*ABOUT THIS EXERCISE*
From the records below, copy every line that contains the word "label".

════════

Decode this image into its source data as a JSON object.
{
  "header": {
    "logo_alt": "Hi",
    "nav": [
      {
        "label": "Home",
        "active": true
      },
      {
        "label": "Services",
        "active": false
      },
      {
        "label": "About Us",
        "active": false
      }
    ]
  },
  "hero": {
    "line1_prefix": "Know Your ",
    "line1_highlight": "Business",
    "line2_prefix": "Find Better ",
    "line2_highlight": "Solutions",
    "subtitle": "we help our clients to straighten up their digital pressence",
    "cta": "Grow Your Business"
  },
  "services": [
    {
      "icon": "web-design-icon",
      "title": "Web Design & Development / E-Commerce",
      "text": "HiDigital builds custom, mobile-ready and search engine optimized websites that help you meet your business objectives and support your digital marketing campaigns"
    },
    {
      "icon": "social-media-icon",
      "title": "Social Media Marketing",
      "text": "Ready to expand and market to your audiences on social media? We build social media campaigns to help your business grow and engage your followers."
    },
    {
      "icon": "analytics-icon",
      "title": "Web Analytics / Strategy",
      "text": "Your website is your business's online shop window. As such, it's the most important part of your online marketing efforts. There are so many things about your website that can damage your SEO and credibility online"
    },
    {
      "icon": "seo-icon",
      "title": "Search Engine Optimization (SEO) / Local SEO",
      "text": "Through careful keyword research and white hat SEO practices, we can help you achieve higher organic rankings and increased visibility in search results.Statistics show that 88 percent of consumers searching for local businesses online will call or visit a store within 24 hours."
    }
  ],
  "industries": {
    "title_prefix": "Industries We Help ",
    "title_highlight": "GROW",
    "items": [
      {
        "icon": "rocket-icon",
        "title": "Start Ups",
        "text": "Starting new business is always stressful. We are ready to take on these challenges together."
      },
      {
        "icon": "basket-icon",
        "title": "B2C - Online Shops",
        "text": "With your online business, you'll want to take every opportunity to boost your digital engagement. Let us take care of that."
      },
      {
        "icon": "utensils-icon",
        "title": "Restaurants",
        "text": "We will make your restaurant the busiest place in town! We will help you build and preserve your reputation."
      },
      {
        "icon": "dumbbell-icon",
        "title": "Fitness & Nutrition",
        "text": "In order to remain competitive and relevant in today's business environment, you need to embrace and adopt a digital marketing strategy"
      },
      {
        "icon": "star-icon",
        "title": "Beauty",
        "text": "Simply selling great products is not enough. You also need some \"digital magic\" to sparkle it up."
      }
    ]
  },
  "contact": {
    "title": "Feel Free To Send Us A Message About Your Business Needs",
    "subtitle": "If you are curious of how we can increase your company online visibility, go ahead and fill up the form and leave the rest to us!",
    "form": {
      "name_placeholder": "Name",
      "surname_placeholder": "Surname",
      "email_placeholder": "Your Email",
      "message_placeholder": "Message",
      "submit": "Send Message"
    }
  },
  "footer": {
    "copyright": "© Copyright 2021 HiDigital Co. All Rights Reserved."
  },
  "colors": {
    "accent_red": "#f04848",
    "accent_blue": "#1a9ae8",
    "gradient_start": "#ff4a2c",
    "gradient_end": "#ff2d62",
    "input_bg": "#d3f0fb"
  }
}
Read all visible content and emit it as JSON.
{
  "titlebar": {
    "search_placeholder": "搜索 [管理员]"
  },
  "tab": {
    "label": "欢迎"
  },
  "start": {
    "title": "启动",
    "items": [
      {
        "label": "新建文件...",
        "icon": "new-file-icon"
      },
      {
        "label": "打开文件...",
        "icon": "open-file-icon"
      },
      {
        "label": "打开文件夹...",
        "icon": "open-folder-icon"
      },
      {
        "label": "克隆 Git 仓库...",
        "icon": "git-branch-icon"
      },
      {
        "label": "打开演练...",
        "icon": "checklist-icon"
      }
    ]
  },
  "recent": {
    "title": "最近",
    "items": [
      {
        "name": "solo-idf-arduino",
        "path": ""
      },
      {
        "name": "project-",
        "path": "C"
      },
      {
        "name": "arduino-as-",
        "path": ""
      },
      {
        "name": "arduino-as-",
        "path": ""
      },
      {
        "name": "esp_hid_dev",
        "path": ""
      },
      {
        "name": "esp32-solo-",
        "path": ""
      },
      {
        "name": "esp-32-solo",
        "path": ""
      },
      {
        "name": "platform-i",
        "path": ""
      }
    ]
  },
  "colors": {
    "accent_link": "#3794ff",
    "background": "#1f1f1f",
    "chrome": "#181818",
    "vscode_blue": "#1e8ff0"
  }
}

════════

*ANSWER BOX*
        "label": "Home",
        "label": "Services",
        "label": "About Us",
    "label": "欢迎"
        "label": "新建文件...",
        "label": "打开文件...",
        "label": "打开文件夹...",
        "label": "克隆 Git 仓库...",
        "label": "打开演练...",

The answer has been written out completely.